• _Task to carry out_: In the listing below, count the lines containing the string "ACID" and state only the number.

• _Data shown_:
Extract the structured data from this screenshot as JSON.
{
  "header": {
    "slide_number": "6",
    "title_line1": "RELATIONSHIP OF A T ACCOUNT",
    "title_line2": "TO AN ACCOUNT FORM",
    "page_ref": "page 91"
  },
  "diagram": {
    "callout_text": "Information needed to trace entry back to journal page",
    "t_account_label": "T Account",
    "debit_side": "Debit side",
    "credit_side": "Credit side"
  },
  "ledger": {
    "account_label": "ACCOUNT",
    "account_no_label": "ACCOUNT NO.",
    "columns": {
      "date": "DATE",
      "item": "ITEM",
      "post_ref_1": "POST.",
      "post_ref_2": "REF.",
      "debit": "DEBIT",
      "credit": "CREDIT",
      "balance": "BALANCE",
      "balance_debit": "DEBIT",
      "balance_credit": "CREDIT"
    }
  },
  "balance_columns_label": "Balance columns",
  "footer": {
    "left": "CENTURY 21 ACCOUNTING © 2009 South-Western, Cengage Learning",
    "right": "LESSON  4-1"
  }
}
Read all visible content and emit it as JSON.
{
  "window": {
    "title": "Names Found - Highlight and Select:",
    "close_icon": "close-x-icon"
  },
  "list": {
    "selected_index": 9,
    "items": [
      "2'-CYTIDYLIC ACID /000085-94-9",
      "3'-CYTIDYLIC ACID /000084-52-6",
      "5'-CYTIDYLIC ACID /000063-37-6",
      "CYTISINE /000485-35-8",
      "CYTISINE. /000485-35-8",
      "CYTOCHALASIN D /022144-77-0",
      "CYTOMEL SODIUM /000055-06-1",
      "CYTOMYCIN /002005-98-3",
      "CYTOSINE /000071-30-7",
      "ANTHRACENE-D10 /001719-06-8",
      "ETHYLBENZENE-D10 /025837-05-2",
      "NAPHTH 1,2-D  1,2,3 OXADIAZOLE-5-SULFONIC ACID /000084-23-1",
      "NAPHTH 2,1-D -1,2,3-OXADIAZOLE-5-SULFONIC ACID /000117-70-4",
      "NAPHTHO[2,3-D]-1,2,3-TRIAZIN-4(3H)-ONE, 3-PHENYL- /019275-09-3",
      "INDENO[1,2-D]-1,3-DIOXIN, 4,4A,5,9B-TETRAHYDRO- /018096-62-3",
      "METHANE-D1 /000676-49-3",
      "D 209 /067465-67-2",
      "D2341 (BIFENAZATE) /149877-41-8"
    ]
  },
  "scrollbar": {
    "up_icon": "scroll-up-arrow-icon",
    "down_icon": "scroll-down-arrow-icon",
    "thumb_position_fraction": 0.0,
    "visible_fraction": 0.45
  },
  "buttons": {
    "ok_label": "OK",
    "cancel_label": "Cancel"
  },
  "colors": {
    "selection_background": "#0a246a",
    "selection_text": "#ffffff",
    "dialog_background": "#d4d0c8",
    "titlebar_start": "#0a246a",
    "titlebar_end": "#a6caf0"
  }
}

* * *

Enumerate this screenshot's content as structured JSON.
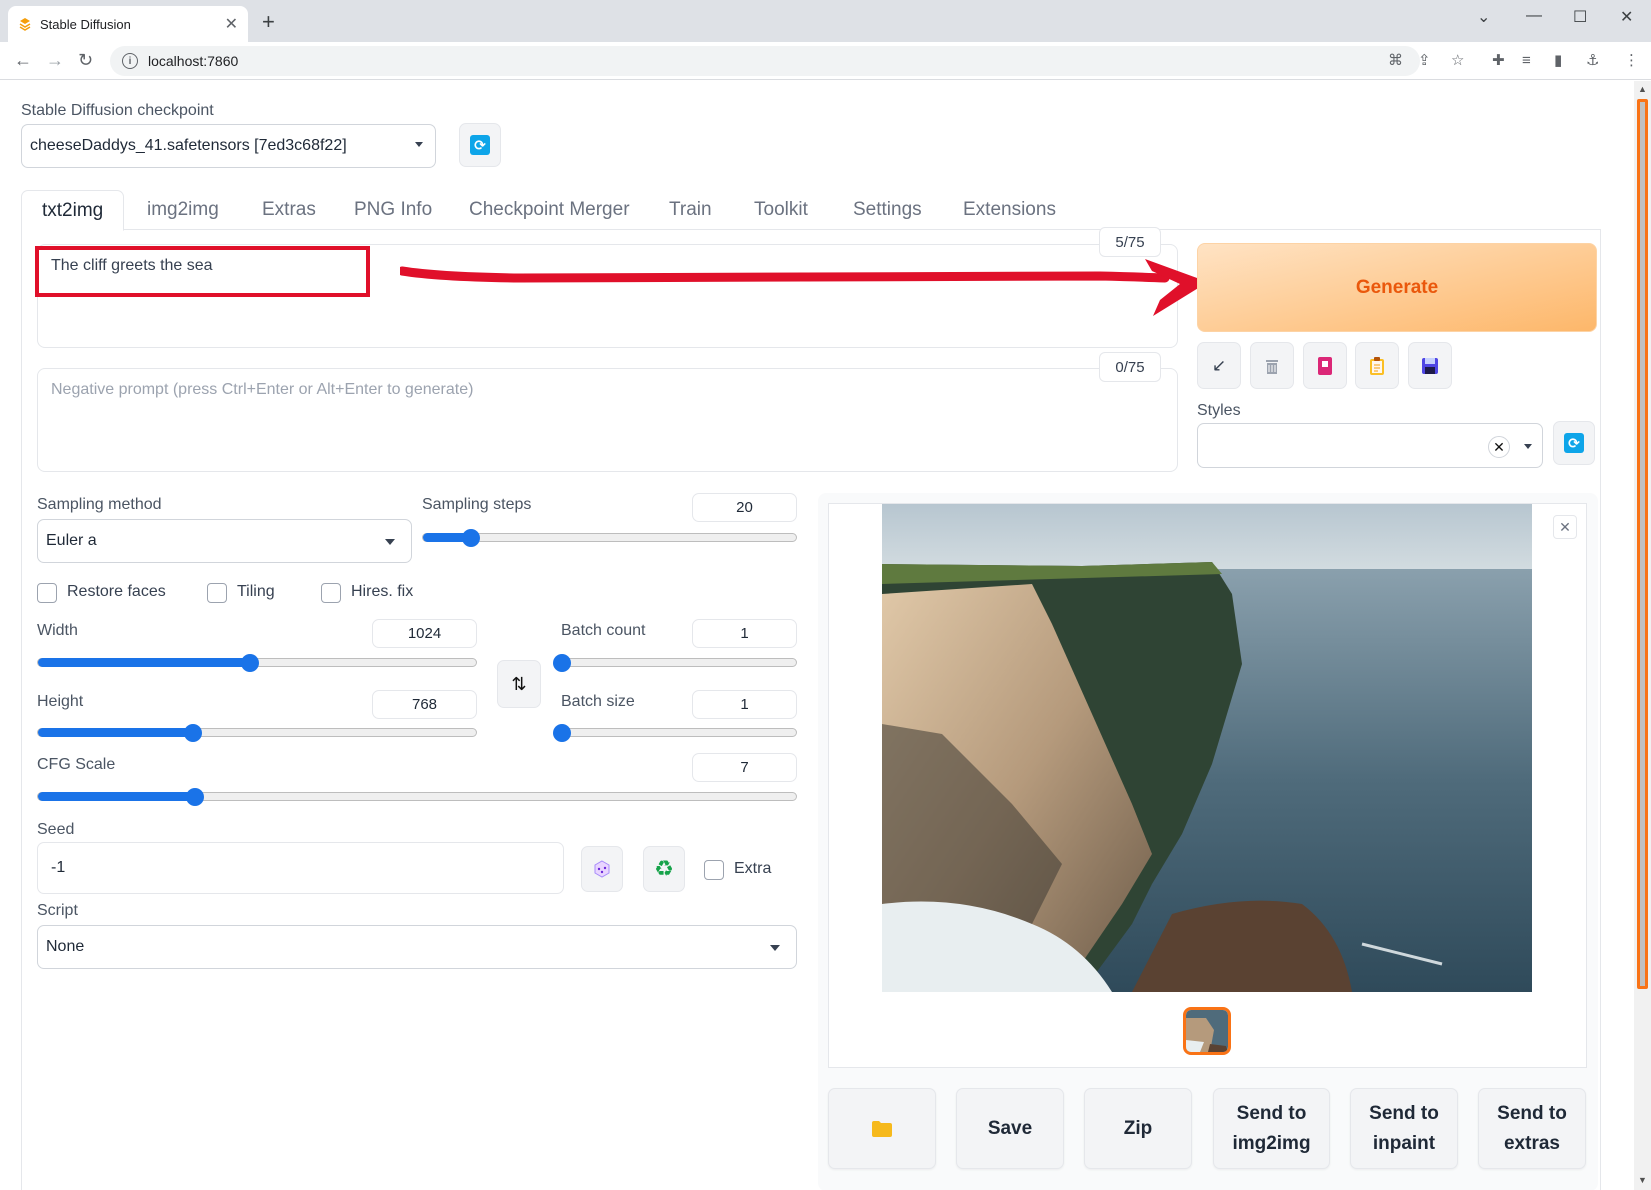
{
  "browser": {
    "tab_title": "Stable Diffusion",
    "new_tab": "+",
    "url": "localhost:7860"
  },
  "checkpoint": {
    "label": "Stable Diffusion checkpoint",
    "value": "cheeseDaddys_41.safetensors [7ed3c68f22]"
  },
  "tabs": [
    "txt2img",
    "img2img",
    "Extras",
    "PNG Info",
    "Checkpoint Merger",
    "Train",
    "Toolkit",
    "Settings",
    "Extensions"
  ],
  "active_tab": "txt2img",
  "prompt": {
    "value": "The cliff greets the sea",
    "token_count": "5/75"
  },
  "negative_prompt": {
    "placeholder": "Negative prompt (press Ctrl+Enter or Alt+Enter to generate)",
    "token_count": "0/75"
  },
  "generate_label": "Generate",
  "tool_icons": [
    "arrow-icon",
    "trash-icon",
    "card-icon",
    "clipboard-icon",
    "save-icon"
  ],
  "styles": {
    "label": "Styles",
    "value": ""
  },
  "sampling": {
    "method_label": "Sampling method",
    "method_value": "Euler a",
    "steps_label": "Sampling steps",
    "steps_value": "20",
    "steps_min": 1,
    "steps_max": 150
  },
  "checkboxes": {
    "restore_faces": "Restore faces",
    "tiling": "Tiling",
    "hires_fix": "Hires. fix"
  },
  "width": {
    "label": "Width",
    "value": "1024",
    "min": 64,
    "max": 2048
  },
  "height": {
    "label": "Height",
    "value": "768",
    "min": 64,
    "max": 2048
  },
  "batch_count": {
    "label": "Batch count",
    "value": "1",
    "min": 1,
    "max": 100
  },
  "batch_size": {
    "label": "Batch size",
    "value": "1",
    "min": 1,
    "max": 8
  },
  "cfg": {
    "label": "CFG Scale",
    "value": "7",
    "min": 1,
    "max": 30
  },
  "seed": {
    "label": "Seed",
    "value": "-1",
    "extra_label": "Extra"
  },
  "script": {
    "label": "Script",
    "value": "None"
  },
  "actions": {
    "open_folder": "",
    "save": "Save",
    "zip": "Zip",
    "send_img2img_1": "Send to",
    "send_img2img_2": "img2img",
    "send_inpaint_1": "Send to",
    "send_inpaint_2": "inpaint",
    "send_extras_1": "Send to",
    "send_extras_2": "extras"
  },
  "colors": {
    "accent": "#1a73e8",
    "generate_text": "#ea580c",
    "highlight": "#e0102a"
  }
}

• _Result for this exercise_: 5